Size: 5" x 3"
Copyrighted: 1893
Lithographer: Kaufmann & Strauss

Russia - Christmas, sledding, sleigh riding

"COPYRIGHT" Text Variations
There are two varieties (that I know of) in the "COPYRIGHT" text which appears on this card, as shown below. In both cases, the text appears in the lower right corner of the card.

Text reads: "PAINTING COPYRIGHTED 1893 ARBUCKLE BROS." This is the more common wording that appears on the cards in this series.

Text reads: "COPYRIGHT, 1893, BY ARBUCKLE BROS.N.Y." (This is the variety shown on the full-size card above.) This is a less common wording that's only known to appear on a limited number of cards in this series.
(For an overview of the copyright variations in Sports & Pastimes, click here.)

Reverse - Text
Right section:
AS FAR as it is possible to define the characteristics of a nation spreading over such vast territory, the Russians are hospitable, charitable, tender-hearted, yet eminently practical. They are fond of nature too, more the creatures of sentiment than of conviction, patient, inclined to fatalism and remarkably sociable.
It is this last quality which makes the observation of Christmas so great a pleasure in anticipation. Early in November, the coming celebration is projected. Among the rich, one hospitable mansion of the circle is selected, and this becomes the scene of the festivities which last from Christmas Eve till Twelfth Night. Six nights and days of joyous misrule ensue. A general feature of these games is the advent of parties of maskers, who go from house to house, disguised as characters from the nativity of Christ, especially as the Three Wise Men. These recite religious verses, entertain the company variously, and enjoy welcome hospitality.
The sleighs and sledges of the Russians, with the bell-hoops over the horses, and the gay plumes waving in the wind, are the most picturesque vehicles imaginable.
Russian boys and girls are not satisfied with the sleds the youth of other lands mainly use. They employ huge bob-sleds wherewith to coast. These are sometimes long enough to accomodate parties of fifteen and twenty each. Russian children never lie on their sleighs belly-whopper. They always sit.
A universal Russian institution is the samovar. A cup of tea from this--tea comes overland to Russia--is said to be divine. The samovar is the sign manual of Russian hospitality, and stands ever ready for use, in every Russian home.

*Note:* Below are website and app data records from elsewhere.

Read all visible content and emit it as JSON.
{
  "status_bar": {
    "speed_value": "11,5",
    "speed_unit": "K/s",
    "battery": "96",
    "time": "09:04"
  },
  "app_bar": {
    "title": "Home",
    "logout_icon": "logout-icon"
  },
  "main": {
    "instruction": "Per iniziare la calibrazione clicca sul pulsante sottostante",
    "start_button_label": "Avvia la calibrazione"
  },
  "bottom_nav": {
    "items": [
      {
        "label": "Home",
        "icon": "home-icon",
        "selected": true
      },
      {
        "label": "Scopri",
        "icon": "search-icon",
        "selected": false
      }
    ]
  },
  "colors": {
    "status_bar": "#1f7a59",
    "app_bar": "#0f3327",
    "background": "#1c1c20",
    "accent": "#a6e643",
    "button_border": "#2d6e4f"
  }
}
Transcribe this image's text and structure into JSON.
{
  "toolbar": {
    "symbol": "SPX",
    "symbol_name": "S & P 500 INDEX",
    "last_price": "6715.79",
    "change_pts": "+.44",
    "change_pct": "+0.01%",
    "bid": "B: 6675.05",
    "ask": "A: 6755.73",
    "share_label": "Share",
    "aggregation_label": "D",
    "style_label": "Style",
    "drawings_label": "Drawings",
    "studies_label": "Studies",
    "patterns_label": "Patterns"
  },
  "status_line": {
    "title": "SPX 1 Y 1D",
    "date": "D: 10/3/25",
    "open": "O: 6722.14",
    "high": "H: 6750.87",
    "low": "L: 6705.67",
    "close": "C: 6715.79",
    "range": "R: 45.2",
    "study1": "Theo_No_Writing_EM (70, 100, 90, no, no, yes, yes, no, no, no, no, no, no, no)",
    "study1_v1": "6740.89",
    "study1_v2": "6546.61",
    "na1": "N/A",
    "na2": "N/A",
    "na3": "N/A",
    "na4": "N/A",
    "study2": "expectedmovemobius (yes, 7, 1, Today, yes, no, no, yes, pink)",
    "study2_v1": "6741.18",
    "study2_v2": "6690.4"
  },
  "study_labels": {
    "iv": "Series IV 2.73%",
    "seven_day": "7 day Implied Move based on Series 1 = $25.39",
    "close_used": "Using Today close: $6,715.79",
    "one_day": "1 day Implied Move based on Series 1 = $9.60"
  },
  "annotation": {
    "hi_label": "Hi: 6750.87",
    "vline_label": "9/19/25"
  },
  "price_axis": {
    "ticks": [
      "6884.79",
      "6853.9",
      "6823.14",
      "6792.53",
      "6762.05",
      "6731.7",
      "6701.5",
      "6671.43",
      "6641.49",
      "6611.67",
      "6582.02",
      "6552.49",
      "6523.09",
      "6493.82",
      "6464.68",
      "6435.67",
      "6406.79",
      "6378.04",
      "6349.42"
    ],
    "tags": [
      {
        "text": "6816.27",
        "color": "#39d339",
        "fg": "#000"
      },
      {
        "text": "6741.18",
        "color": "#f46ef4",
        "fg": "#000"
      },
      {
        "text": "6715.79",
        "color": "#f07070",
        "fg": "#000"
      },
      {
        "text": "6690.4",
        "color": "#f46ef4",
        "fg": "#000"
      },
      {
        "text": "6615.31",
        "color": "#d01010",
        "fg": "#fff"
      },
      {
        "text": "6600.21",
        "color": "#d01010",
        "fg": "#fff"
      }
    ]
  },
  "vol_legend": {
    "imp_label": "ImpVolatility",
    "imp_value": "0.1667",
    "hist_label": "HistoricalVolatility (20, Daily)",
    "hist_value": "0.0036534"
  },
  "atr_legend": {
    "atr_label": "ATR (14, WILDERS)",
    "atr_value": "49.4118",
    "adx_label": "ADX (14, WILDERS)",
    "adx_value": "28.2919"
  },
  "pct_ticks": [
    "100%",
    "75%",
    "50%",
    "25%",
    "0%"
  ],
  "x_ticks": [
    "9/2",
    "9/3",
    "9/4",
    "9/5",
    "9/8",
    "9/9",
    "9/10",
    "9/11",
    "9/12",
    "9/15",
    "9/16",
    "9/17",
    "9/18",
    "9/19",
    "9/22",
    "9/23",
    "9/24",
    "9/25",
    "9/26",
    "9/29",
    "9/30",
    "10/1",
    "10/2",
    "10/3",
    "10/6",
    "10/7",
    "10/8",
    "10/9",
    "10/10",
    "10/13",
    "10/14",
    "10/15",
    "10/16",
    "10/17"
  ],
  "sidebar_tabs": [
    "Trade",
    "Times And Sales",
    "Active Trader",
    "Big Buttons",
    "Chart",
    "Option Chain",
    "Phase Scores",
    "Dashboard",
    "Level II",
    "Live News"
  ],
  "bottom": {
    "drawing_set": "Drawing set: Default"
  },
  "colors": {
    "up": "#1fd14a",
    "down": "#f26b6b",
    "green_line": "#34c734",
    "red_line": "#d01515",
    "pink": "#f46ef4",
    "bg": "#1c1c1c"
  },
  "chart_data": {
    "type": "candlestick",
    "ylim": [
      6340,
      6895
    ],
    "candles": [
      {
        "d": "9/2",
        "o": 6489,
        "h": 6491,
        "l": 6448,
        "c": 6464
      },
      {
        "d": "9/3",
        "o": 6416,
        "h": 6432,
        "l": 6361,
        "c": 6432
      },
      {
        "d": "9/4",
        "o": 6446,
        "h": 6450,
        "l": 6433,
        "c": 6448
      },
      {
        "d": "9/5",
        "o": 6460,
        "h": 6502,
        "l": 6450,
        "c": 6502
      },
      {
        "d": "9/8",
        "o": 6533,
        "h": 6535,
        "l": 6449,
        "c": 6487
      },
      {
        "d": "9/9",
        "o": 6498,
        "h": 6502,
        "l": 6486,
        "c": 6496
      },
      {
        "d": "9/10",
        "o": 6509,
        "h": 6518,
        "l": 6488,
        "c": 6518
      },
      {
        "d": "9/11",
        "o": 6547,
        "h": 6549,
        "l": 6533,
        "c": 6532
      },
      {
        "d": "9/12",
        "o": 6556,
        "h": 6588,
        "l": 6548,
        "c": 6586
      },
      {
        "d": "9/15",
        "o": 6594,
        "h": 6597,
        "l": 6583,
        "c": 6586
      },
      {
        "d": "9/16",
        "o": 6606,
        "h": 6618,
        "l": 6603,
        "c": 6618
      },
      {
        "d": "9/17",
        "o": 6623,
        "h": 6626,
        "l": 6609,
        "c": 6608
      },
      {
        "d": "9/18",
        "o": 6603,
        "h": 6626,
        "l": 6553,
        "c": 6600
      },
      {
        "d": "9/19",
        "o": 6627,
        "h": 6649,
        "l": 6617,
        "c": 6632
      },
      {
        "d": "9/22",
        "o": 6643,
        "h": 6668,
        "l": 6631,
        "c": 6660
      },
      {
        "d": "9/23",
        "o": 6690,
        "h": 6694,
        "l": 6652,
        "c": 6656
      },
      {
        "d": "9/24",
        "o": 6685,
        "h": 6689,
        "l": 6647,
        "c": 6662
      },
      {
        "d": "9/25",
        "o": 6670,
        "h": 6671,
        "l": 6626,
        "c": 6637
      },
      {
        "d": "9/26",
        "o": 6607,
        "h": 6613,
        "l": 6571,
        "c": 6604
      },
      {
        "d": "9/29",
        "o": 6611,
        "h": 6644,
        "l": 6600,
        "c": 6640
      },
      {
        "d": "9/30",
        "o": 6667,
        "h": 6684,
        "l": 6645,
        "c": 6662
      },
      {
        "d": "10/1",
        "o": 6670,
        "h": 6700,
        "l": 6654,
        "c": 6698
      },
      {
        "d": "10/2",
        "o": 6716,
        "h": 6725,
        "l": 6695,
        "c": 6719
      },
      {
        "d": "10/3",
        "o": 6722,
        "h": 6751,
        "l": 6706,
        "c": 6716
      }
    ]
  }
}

NOTE: To see non-Arbuckle usage of this supposedly copyrighted Arbuckle illustration,
click here.